Report every line from the following entries that contains the string "your".

[Dataset rows describing interfaces]
⟨
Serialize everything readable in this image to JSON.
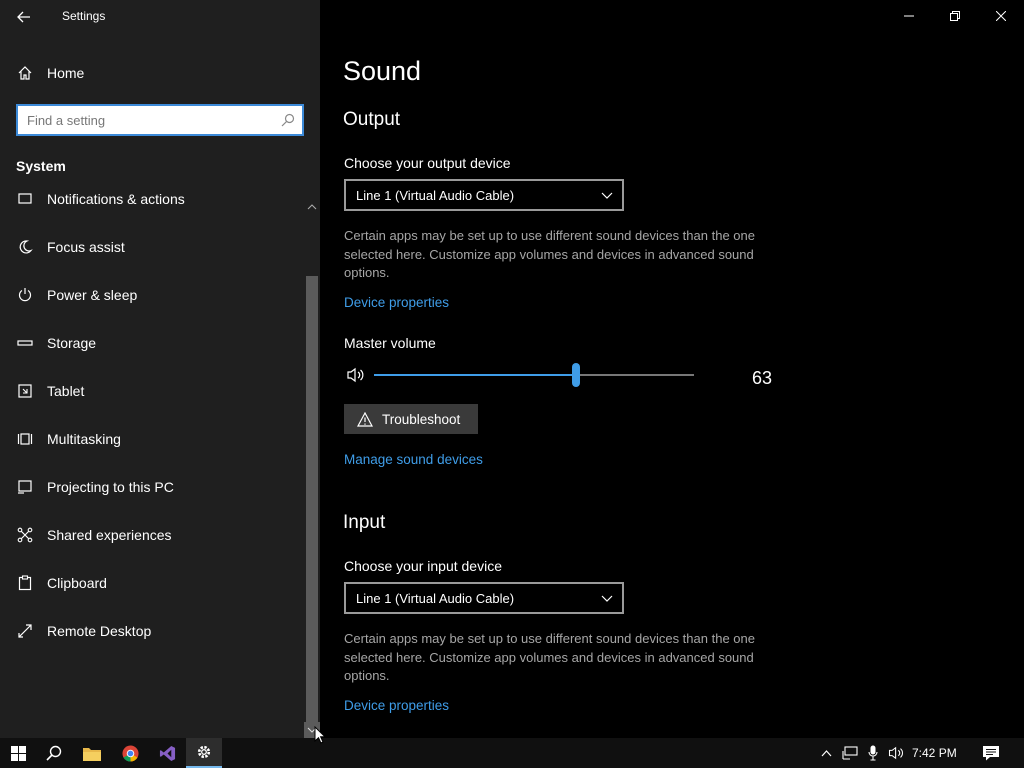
{
  "window": {
    "title": "Settings",
    "colors": {
      "accent": "#3f9de8",
      "sidebar_bg": "#1f1f1f",
      "main_bg": "#000000",
      "search_border": "#3c8ad8"
    }
  },
  "sidebar": {
    "home_label": "Home",
    "search_placeholder": "Find a setting",
    "section_title": "System",
    "items": [
      {
        "label": "Notifications & actions",
        "icon": "notifications-icon"
      },
      {
        "label": "Focus assist",
        "icon": "moon-icon"
      },
      {
        "label": "Power & sleep",
        "icon": "power-icon"
      },
      {
        "label": "Storage",
        "icon": "storage-icon"
      },
      {
        "label": "Tablet",
        "icon": "tablet-icon"
      },
      {
        "label": "Multitasking",
        "icon": "multitasking-icon"
      },
      {
        "label": "Projecting to this PC",
        "icon": "projecting-icon"
      },
      {
        "label": "Shared experiences",
        "icon": "shared-experiences-icon"
      },
      {
        "label": "Clipboard",
        "icon": "clipboard-icon"
      },
      {
        "label": "Remote Desktop",
        "icon": "remote-desktop-icon"
      }
    ]
  },
  "main": {
    "page_title": "Sound",
    "output": {
      "title": "Output",
      "device_label": "Choose your output device",
      "device_value": "Line 1 (Virtual Audio Cable)",
      "description": "Certain apps may be set up to use different sound devices than the one selected here. Customize app volumes and devices in advanced sound options.",
      "device_properties_link": "Device properties",
      "master_volume_label": "Master volume",
      "master_volume_value": "63",
      "volume_level": 0.63,
      "troubleshoot_label": "Troubleshoot",
      "manage_devices_link": "Manage sound devices"
    },
    "input": {
      "title": "Input",
      "device_label": "Choose your input device",
      "device_value": "Line 1 (Virtual Audio Cable)",
      "description": "Certain apps may be set up to use different sound devices than the one selected here. Customize app volumes and devices in advanced sound options.",
      "device_properties_link": "Device properties"
    }
  },
  "taskbar": {
    "clock": "7:42 PM",
    "apps": [
      "start-icon",
      "search-icon",
      "file-explorer-icon",
      "chrome-icon",
      "visual-studio-icon",
      "settings-icon"
    ]
  }
}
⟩
Expected answer:
      "device_label": "Choose your output device",
      "device_label": "Choose your input device",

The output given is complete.